─── DATA FOR THIS EXERCISE ───

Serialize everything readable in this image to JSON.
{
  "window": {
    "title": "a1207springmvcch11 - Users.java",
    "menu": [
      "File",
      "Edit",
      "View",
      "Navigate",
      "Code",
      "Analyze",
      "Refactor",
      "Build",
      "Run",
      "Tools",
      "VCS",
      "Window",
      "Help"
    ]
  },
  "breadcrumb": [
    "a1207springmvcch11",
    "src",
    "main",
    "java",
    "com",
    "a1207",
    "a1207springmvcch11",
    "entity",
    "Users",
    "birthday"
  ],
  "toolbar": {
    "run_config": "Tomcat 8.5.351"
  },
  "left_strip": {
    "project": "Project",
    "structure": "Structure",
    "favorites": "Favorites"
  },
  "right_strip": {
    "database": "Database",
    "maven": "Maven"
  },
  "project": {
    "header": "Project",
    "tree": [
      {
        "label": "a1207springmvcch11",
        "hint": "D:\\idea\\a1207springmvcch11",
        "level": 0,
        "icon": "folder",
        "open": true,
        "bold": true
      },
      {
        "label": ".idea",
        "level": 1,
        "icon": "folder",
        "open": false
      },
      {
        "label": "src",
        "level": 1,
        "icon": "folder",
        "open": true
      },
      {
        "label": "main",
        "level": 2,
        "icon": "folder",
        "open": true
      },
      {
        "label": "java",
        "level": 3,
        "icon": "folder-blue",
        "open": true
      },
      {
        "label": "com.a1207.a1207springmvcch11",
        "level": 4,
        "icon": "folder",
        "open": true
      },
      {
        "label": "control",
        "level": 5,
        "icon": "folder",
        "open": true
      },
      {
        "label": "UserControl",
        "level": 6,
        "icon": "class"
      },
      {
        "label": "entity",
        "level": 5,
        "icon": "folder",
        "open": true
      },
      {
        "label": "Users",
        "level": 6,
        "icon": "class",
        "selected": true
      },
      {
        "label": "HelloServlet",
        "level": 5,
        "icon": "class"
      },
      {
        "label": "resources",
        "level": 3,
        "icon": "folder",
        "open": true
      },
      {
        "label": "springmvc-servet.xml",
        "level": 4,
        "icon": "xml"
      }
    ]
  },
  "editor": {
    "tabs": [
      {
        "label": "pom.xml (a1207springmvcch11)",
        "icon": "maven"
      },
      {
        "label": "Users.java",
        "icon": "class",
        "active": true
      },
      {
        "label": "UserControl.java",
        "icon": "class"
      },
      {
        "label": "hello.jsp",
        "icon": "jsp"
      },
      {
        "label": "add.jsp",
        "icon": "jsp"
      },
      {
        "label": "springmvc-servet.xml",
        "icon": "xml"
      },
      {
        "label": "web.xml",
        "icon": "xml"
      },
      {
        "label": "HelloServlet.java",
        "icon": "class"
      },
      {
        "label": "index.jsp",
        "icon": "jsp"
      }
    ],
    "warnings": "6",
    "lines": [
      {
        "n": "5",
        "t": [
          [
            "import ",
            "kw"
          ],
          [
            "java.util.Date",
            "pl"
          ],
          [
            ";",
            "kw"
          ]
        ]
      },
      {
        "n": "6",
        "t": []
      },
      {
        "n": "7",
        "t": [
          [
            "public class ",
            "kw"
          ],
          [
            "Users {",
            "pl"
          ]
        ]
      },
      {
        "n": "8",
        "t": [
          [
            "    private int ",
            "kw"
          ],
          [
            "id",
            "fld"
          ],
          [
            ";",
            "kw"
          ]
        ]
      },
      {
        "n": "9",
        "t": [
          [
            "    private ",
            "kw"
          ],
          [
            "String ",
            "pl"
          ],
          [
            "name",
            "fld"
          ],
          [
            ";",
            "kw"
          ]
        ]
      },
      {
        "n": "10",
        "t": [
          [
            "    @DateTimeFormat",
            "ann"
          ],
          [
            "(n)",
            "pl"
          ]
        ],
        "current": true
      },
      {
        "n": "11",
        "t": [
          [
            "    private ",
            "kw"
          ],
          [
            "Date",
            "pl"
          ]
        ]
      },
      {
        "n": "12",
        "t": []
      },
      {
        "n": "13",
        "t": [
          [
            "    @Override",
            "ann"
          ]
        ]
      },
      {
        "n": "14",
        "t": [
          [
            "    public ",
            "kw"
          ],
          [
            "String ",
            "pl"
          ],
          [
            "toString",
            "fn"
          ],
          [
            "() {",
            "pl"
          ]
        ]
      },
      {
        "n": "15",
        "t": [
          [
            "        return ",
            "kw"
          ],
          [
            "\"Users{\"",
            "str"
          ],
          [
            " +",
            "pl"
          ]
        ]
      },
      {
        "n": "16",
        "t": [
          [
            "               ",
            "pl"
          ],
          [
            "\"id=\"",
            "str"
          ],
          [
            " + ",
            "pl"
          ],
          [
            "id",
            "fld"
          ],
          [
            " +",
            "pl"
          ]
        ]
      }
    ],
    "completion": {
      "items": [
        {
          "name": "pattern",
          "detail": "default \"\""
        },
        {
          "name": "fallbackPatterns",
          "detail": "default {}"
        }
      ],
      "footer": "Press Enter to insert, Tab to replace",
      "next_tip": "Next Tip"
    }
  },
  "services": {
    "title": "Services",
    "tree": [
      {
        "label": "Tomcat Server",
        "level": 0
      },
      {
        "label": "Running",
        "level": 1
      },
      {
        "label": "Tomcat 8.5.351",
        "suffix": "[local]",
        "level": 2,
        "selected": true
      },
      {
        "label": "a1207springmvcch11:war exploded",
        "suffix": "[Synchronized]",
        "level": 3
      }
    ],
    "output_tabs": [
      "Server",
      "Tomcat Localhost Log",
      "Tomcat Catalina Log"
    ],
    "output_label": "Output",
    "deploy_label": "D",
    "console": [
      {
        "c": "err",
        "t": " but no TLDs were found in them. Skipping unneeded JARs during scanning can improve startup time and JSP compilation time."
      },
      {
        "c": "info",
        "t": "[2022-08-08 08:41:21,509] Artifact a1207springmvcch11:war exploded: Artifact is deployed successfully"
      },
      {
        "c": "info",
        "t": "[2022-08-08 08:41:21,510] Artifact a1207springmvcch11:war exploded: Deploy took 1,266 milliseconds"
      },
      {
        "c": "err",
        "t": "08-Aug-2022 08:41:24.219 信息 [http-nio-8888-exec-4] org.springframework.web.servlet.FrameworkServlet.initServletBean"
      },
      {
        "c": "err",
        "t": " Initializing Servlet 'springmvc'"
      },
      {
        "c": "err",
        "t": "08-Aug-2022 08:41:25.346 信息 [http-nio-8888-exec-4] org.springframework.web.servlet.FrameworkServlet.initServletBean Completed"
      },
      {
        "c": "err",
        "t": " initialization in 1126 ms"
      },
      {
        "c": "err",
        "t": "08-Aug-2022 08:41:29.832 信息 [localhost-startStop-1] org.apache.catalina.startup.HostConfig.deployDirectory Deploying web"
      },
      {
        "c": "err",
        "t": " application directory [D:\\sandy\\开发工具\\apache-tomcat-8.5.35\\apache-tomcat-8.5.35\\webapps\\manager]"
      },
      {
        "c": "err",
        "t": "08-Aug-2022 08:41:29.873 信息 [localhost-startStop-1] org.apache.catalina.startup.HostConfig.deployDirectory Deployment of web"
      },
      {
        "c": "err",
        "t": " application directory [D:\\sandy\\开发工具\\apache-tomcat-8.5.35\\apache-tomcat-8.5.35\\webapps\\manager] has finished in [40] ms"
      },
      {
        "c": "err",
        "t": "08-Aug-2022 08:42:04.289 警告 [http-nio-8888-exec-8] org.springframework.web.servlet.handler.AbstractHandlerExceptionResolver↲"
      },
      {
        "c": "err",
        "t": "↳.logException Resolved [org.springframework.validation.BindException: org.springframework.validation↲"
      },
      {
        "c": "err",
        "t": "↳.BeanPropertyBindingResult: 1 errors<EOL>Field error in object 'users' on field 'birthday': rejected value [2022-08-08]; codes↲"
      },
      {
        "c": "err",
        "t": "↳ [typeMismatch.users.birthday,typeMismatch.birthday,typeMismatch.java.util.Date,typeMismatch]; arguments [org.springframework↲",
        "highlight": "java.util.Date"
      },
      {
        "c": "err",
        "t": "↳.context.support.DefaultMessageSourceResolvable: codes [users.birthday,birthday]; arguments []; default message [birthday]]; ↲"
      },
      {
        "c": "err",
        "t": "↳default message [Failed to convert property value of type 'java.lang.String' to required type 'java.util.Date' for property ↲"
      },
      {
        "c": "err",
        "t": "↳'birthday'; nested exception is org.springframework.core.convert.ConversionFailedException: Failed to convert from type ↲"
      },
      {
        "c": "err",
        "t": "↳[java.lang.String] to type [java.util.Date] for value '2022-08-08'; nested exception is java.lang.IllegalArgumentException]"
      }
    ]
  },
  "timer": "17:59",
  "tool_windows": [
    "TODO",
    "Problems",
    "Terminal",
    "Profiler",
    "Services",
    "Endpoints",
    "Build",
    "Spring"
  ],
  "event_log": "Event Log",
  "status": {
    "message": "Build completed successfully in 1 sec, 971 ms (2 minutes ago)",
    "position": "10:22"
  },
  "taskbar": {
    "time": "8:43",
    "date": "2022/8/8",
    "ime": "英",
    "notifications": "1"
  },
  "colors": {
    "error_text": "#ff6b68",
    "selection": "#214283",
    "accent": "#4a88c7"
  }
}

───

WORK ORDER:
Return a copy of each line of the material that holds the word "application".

EXERCISE RESPONSE:
        "t": " application directory [D:\\sandy\\开发工具\\apache-tomcat-8.5.35\\apache-tomcat-8.5.35\\webapps\\manager]"
        "t": " application directory [D:\\sandy\\开发工具\\apache-tomcat-8.5.35\\apache-tomcat-8.5.35\\webapps\\manager] has finished in [40] ms"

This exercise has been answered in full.